How can it be that the word count for the same file differs from (translation) tool to (translation) tool?

The way a translation tool counts words can differ from any other translation tool as well as the word count you can do in Word. The reason is the way words and word boundaries are defined in the tools. Some specify that a word with a hyphen (like “tool-related”) should be counted as one word, others see it as two words. The same is true for other delimiting characters, like slashes (/) or apostrophes (‘). It can even happen that a character like a slash, if it is surrounded by spaces (like in “in / out) could be counted as a word on its own in one tool, but not at all in another.

Some tools recognize combinations of letters and numbers (alphanumeric items) as one word, but only as long as there is no slash or hyphen that separates numbers from letters (ABC123 = 1 word, but ABC-123 = 2 words).

Depending on the types of elements your file contains, the difference can be quite extensive. A recent example from a file preparation showed elements like these:


One tool counted that whole expression as 1 word, the other counted 4 words, using the slashes and the equal symbol as word delimiters. Imagine the word count difference if there are 1000 items like this one in the file.

Of course it is debatable what of the above expression needs to be translated, if at all.

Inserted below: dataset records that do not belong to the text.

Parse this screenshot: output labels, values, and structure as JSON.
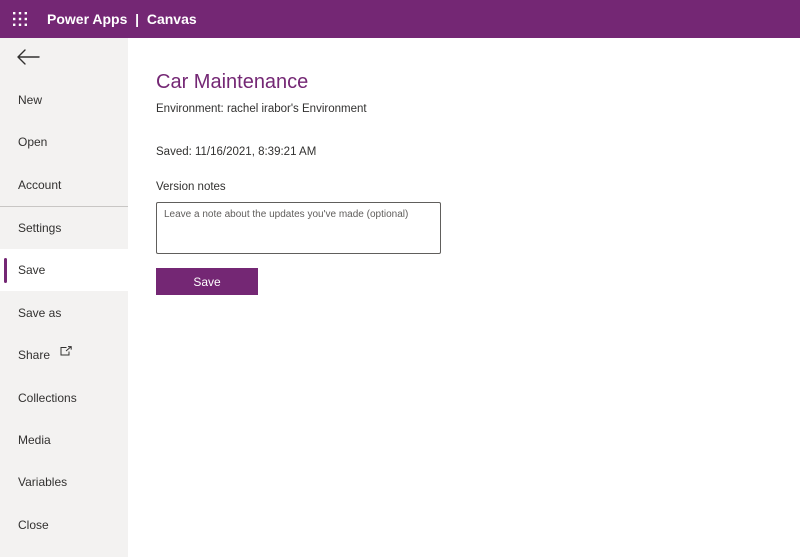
{
  "header": {
    "app_title": "Power Apps  |  Canvas",
    "accent_color": "#742774",
    "launcher_icon": "app-launcher-waffle-icon"
  },
  "sidebar": {
    "back_icon": "arrow-left-icon",
    "items": [
      {
        "label": "New",
        "active": false
      },
      {
        "label": "Open",
        "active": false
      },
      {
        "label": "Account",
        "active": false
      },
      {
        "label": "Settings",
        "active": false
      },
      {
        "label": "Save",
        "active": true
      },
      {
        "label": "Save as",
        "active": false
      },
      {
        "label": "Share",
        "active": false,
        "icon": "open-external-icon"
      },
      {
        "label": "Collections",
        "active": false
      },
      {
        "label": "Media",
        "active": false
      },
      {
        "label": "Variables",
        "active": false
      },
      {
        "label": "Close",
        "active": false
      }
    ]
  },
  "main": {
    "title": "Car Maintenance",
    "environment": "Environment: rachel irabor's Environment",
    "saved": "Saved: 11/16/2021, 8:39:21 AM",
    "version_notes_label": "Version notes",
    "version_notes_placeholder": "Leave a note about the updates you've made (optional)",
    "version_notes_value": "",
    "save_button_label": "Save"
  }
}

That would be a nice exercise for the use of regular expressions, either to tag the whole thing or to extract the translatable part. 🙂

And although some tools let you influence the way they count by providing checkboxes to specify words with hyphens as one or two words, it is almost impossible to achieve the exact same word count with any two tools when your documents contain delimiting characters like slashes or equal symbols.

And here is the real-life comparison over 39 files:

Analysis tool A

Analysis tool B

Note that the segment count is quite close but the word count is very different.